The same goes for SKS Germany, where 90 percent of the turnover is produced at various sites in Germany. As Marcel Spork puts it: “During the pandemic, the advantages of producing close to the markets became very obvious. We were much more flexible and could react to changes in the market quickly. The big challenge for every industrial player looking to manufacture in Germany are the differences in average salaries, certainly when compared to the Far East. But some of the comparative disadvantage can be compensated with know-how, a strong brand and ongoing investments in terms of automation. At SKS, we just expanded our product portfolio into alloy carriers and invested in machinery to produce these. We have also invested to expand the production of composite fenders and next we plan to expand both the warehouse and the offices.”
Humpert is looking to bring back the production of volume segments of its portfolio that were outsourced over a decade ago, according to marketing manager Katarina Humpert: “We are currently working on bringing the production of alloy handlebars back to Germany. For this, we have developed and installed two fully automated machines at our main facility in Wickede. Mass production of alloy handlebars with a clamping diameter of 31.8 mm is about to start.” Ergotec’s new Active Flex grips are also made in Germany, but by a production partner. Humpert is looking to set up a similar solution for the production of stems and seat posts as well, pointing to shortened delivery channels and reaction times, the reduced need to build up stocks in warehouses and the advantages in keeping control of the production and making it more sustainable as the main advantages of bringing production to Germany.

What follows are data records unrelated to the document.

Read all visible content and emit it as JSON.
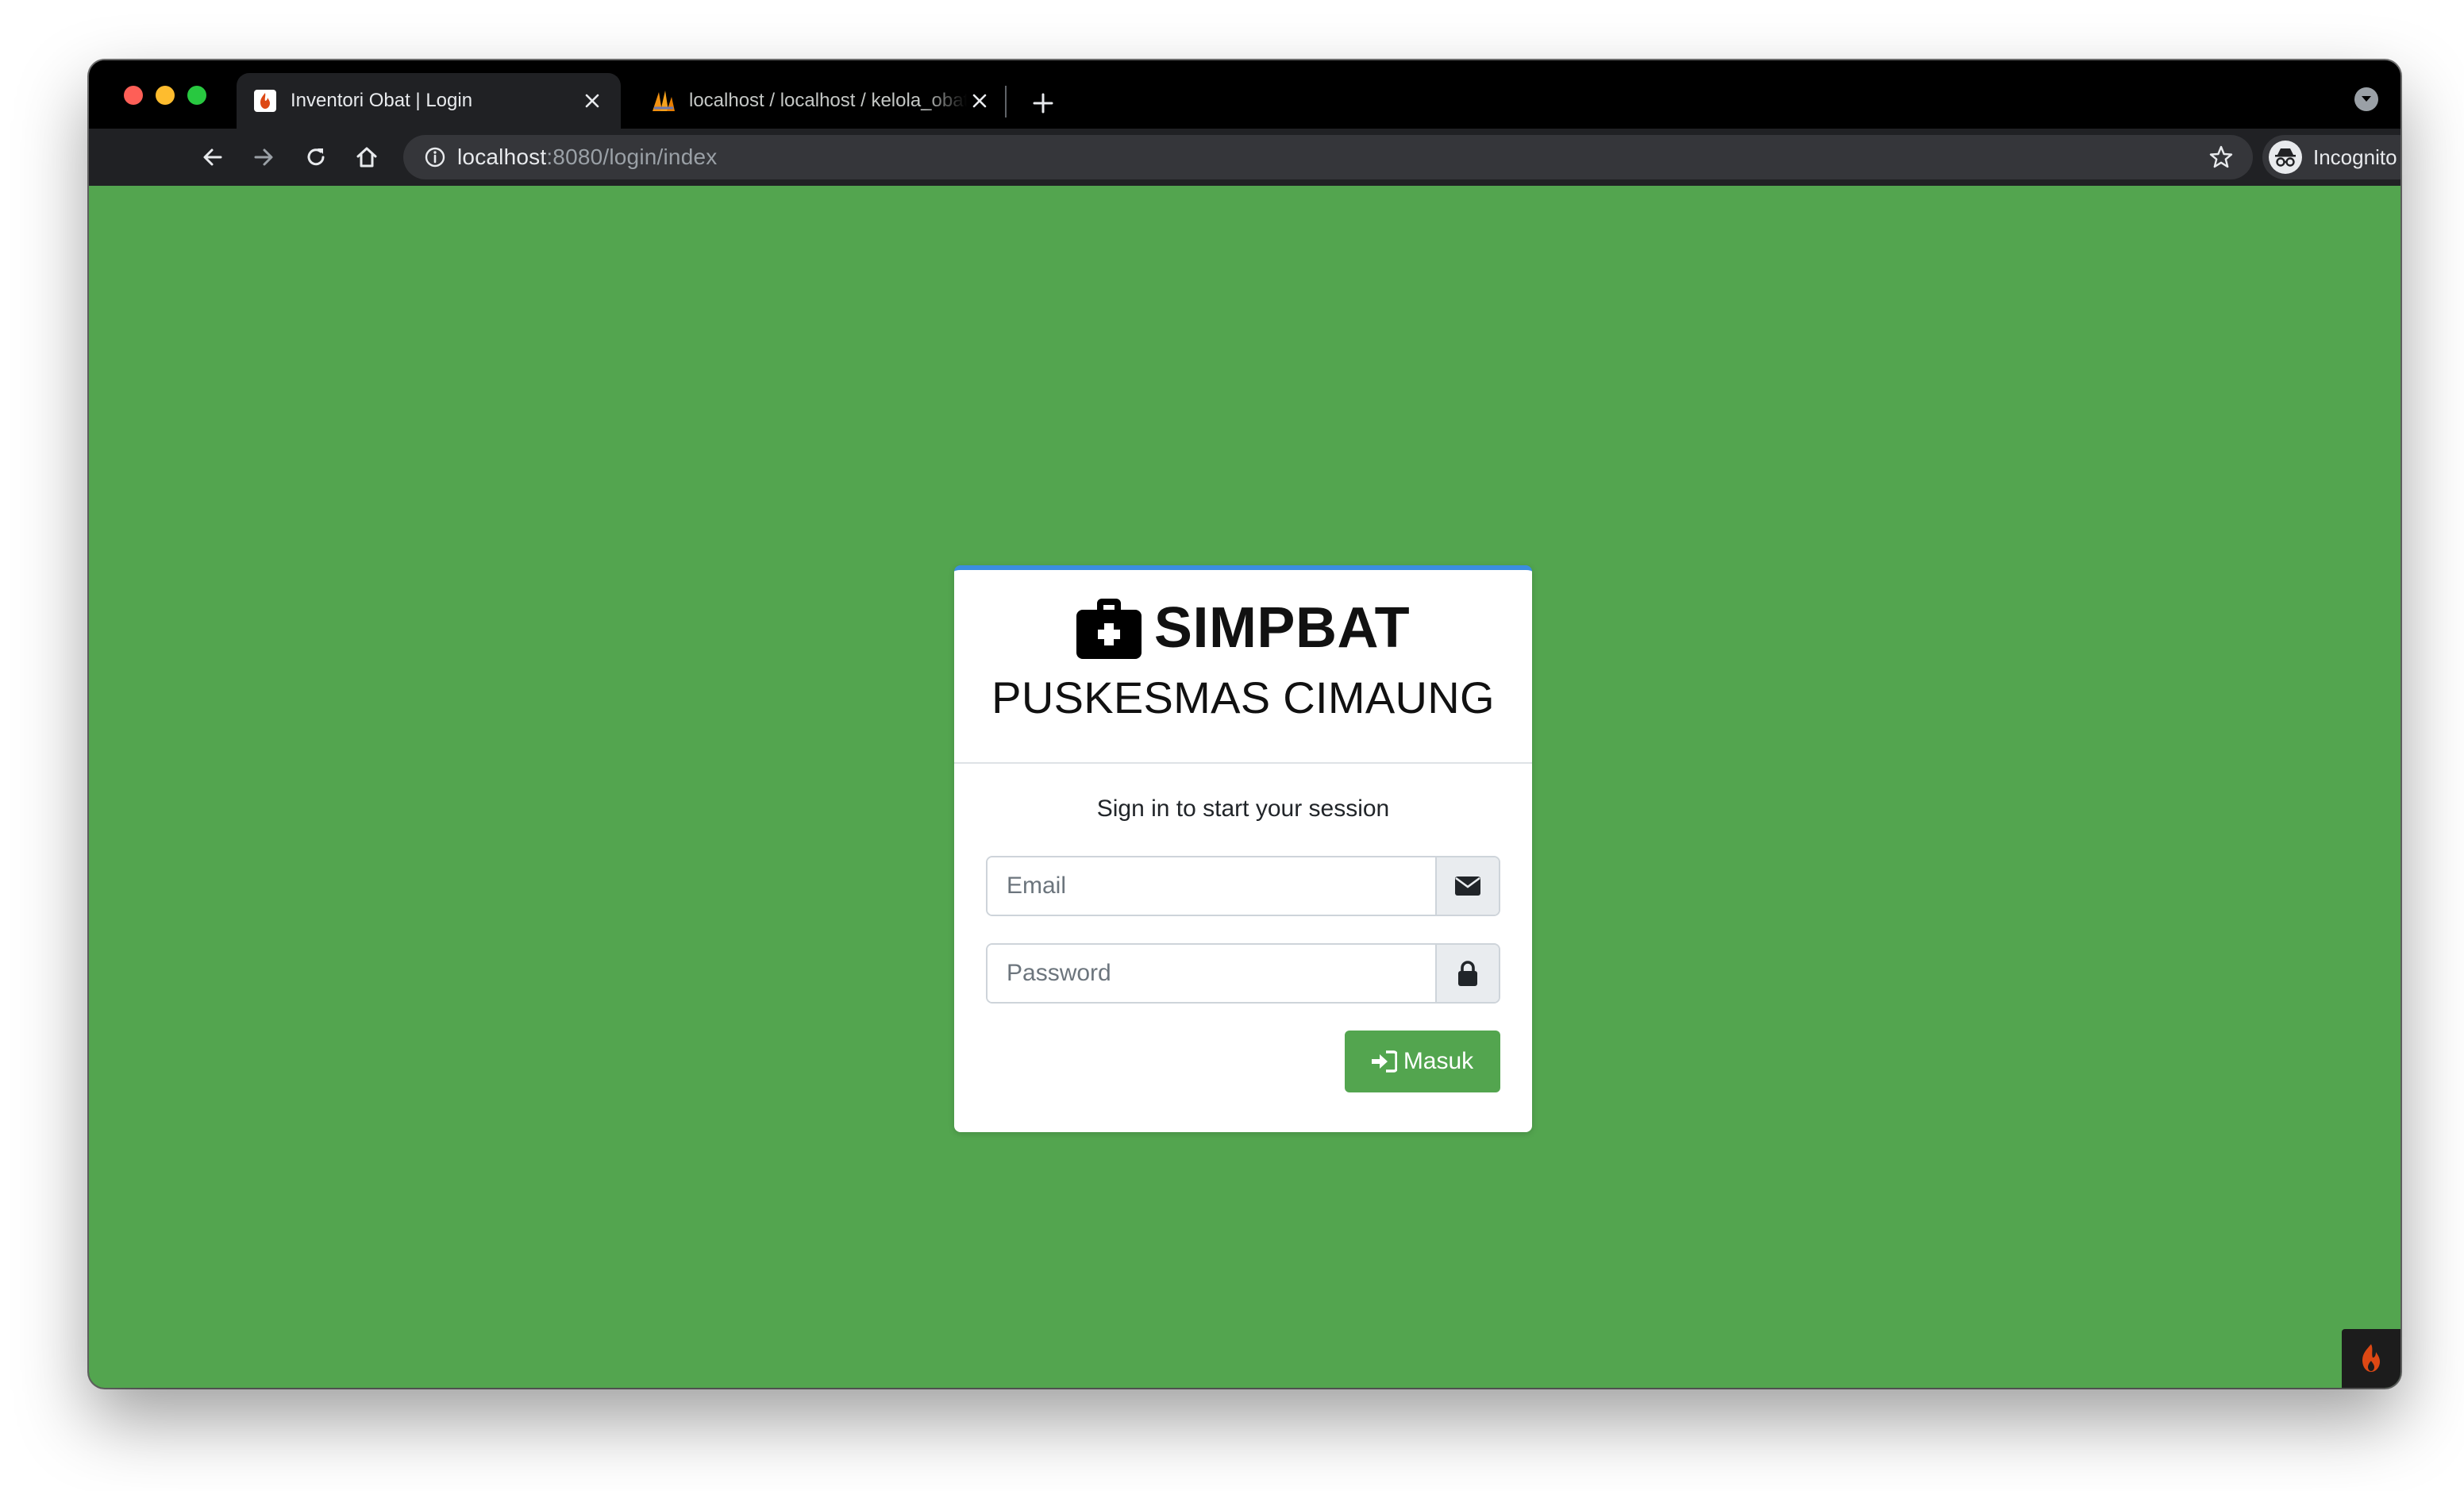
{
  "browser": {
    "tabs": [
      {
        "title": "Inventori Obat | Login",
        "active": true,
        "favicon": "codeigniter-flame-icon"
      },
      {
        "title": "localhost / localhost / kelola_obat",
        "active": false,
        "favicon": "phpmyadmin-sail-icon"
      }
    ],
    "url_host": "localhost",
    "url_path": ":8080/login/index",
    "profile_label": "Incognito"
  },
  "page": {
    "background_color": "#53a54f",
    "brand_icon": "medkit-icon",
    "brand_name": "SIMPBAT",
    "org_name": "PUSKESMAS CIMAUNG",
    "login_message": "Sign in to start your session",
    "email_placeholder": "Email",
    "email_icon": "envelope-icon",
    "password_placeholder": "Password",
    "password_icon": "lock-icon",
    "submit_label": "Masuk",
    "submit_icon": "sign-in-icon",
    "accent_color": "#3b8ee0"
  }
}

Things are a bit different with ergonomics specialist SQlab [hall 11.1 / B24], as the company’s founder Tobias Hild points out: “From the start we have relied heavily on production in Taiwan, and we’ve always been happy with the quality, the cooperation and the pricing. But when we wanted to try new materials and production technologies, the long distances proved to be a problem. At the same time we linked up with a senior employee of BASF, and from there we got into contact with Oechsler as a potential production partner in Germany. One result of this cooperation that is also competitive in terms of pricing is the new 611 Infinergy Ergowave Active 2.1 saddle that will hit the market in Q3 of this year, and another result is our modular concept ClipON, a world’s first.” According to Hild, another advantage of producing in Germany is that calculating the carbon dioxide footprint of each product is much easier.

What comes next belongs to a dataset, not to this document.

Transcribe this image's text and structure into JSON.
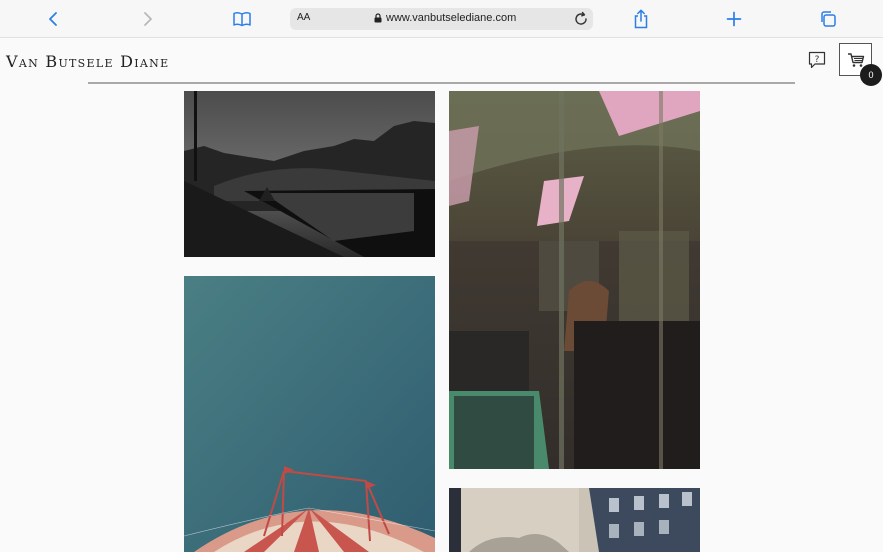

Ebike Advanced is a similar case as it was one of the development partners of V-Frames, a spin-off of Saxonian injection molding specialist Isoco, in finding ways to build bicycle frames from thermoplastic composites. The solution Advanced and V-Frames came up with is highly automated and allows for the production of one e-bike frame every 90 seconds. At the end of its lifecycle or if a frame does not pass quality control, it can be shredded to a granulate and reused to build new frames. While this is a promising step towards a circular economy, the big challenge lies in the high tooling costs that need to be offset by sufficient volume.

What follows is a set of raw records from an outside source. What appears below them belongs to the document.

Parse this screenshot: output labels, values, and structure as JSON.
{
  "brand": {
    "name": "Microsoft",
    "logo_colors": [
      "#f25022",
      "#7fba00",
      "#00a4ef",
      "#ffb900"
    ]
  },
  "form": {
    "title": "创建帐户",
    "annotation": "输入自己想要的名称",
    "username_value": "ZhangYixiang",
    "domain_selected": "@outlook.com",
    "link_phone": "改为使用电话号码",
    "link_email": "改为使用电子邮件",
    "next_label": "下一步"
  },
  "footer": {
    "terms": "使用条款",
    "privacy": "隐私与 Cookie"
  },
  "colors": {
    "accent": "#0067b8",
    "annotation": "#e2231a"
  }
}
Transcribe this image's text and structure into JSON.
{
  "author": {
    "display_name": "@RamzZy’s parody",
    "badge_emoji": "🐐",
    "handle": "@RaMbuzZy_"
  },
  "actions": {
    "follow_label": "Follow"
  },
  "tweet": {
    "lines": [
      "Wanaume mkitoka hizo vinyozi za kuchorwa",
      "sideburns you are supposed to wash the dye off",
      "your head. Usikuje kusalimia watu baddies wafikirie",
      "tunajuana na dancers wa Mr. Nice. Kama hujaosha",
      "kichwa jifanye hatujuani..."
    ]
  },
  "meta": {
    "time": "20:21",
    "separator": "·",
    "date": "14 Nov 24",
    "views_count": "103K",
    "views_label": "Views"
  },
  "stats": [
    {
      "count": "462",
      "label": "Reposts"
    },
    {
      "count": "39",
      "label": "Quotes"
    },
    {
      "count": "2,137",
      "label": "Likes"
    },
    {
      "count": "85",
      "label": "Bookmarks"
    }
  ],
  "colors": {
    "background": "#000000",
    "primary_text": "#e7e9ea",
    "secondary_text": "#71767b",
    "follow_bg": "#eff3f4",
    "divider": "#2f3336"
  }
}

Only a few of the companies that Show Daily reached out to produce large volumes in Germany. Since the “Made in Germany” label is supposed to signal quality and a certain exclusivity, this makes sense. And as a motor for ongoing innovation, Germany remains a driving force within the bicycle industry.